Back in July, when I wrote a piece for Eurasianet looking at how their differing position on how to resolve the Syria crisis might impact relations between Turkey and Russia, most analysts I spoke to seemed to agree that while the Syrian crisis might lead to some increased tension, Ankara and Moscow have found a way to "compartmentalize" their disagreements. But now, following Turkey's interception of a Syrian passenger jet that was en route from Moscow to Damascus, perhaps it's time to consider the differences between Ankara and Moscow decompartmentalized.
According to Turkish Prime Minister Recep Tayyip Erdogan, the Syrian Arab Airlines jet -- which was forced to land Wednesday at Ankara's Esenboga airport by two Turkish F-16's -- was carrying munitions and other military equipment that a civilian aircraft should not be transporting. Moscow, meanwhile, has not only denied that the plane was carrying any weapons, but has also demanded an explanation from Ankara for its actions and suggested that the interception of the airliner “threatened the life and safety” of the several Russian passengers who were on the jet.
With the forcing down of the airliner, Ankara is clearly increasing the already increased pressure it started putting on the Assad regime after last week's Syrian shelling of a Turkish border town, which resulted in the death of five locals and was followed by several days of back-and-forth artillery exchanges between Turkish and Syrian forces.

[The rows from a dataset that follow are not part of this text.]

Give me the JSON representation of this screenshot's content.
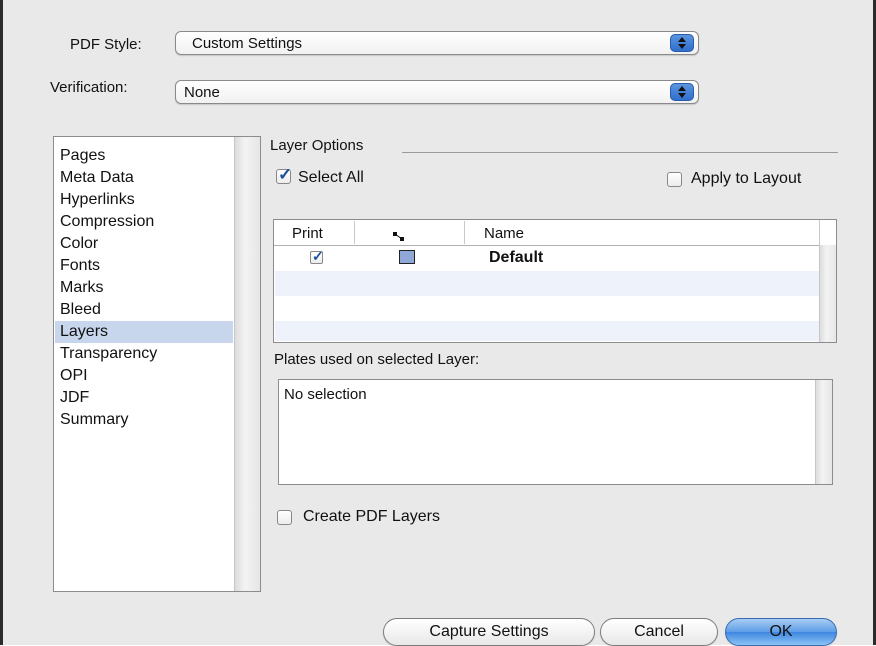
{
  "pdf_style": {
    "label": "PDF Style:",
    "value": "Custom Settings"
  },
  "verification": {
    "label": "Verification:",
    "value": "None"
  },
  "sidebar": {
    "items": [
      {
        "label": "Pages"
      },
      {
        "label": "Meta Data"
      },
      {
        "label": "Hyperlinks"
      },
      {
        "label": "Compression"
      },
      {
        "label": "Color"
      },
      {
        "label": "Fonts"
      },
      {
        "label": "Marks"
      },
      {
        "label": "Bleed"
      },
      {
        "label": "Layers",
        "selected": true
      },
      {
        "label": "Transparency"
      },
      {
        "label": "OPI"
      },
      {
        "label": "JDF"
      },
      {
        "label": "Summary"
      }
    ]
  },
  "layer_options": {
    "group_label": "Layer Options",
    "select_all": {
      "label": "Select All",
      "checked": true
    },
    "apply_to_layout": {
      "label": "Apply to Layout",
      "checked": false
    },
    "table": {
      "columns": [
        "Print",
        "",
        "Name"
      ],
      "rows": [
        {
          "print": true,
          "color": "#8fa8d6",
          "name": "Default"
        }
      ]
    },
    "plates_label": "Plates used on selected Layer:",
    "plates_text": "No selection",
    "create_pdf_layers": {
      "label": "Create PDF Layers",
      "checked": false
    }
  },
  "buttons": {
    "capture": "Capture Settings",
    "cancel": "Cancel",
    "ok": "OK"
  },
  "colors": {
    "selection": "#c7d6ec",
    "accent": "#3e86e0",
    "checkmark": "#1d4f9e"
  },
  "icons": {
    "column_icon": "layer-link-icon"
  }
}
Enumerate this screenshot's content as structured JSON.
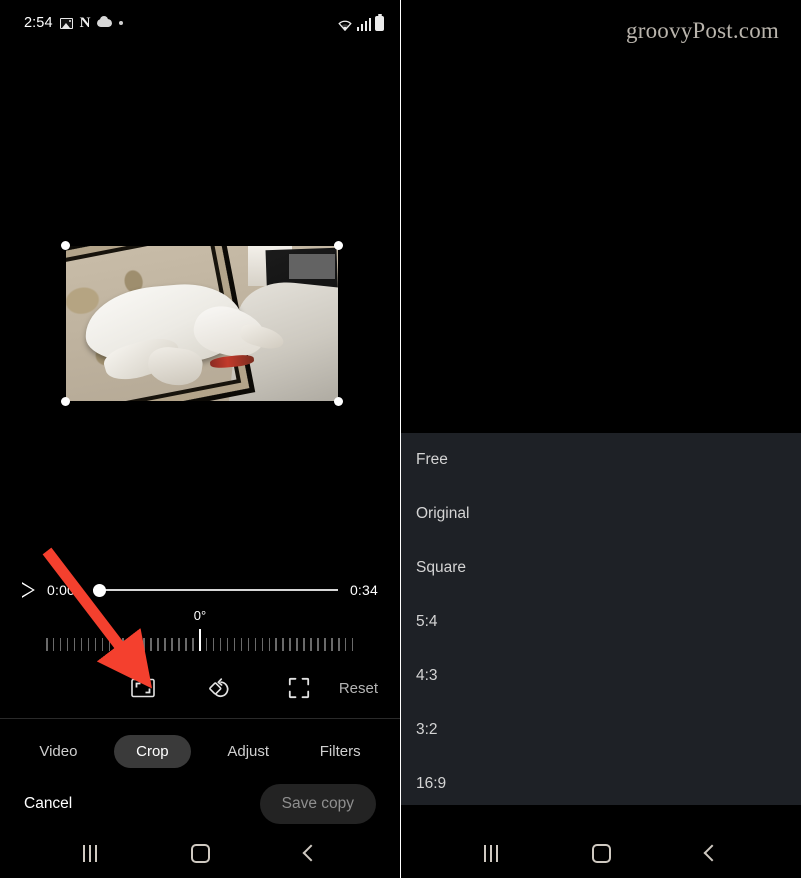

But, as suggested in a previous post and as Moscow's reaction to the forcing down of the Syrian plane indicates, as Ankara tightens the screws on Damascus, it also runs the risk of damaging relations with other actors in the region, Russia in particular. Turkish officials insist it had nothing to do with the crisis in Syria, but the cancellation by Russian President Vladimir Putin of a visit to Turkey that was supposed to take place Oct. 14-15 certainly is raising some speculation about whether the Kremlin is trying to send a certain message to Ankara. (And while the Turkish has quoted Erdogan's office as saying the visit has been rescheduled to Dec. 3, the Russian press quoted Putin's Press Secretary as saying the final date is still to be "coordinated by diplomatic channels."
Ankara and Moscow may yet return to "compartmentalizing" their differences over Syria and the future of the Assad regime. But as Turkey takes an increasingly visible and muscular role in the effort to unseat the regime in Damascus, keeping its interests from clashing with those of Russia may become increasingly hard to do.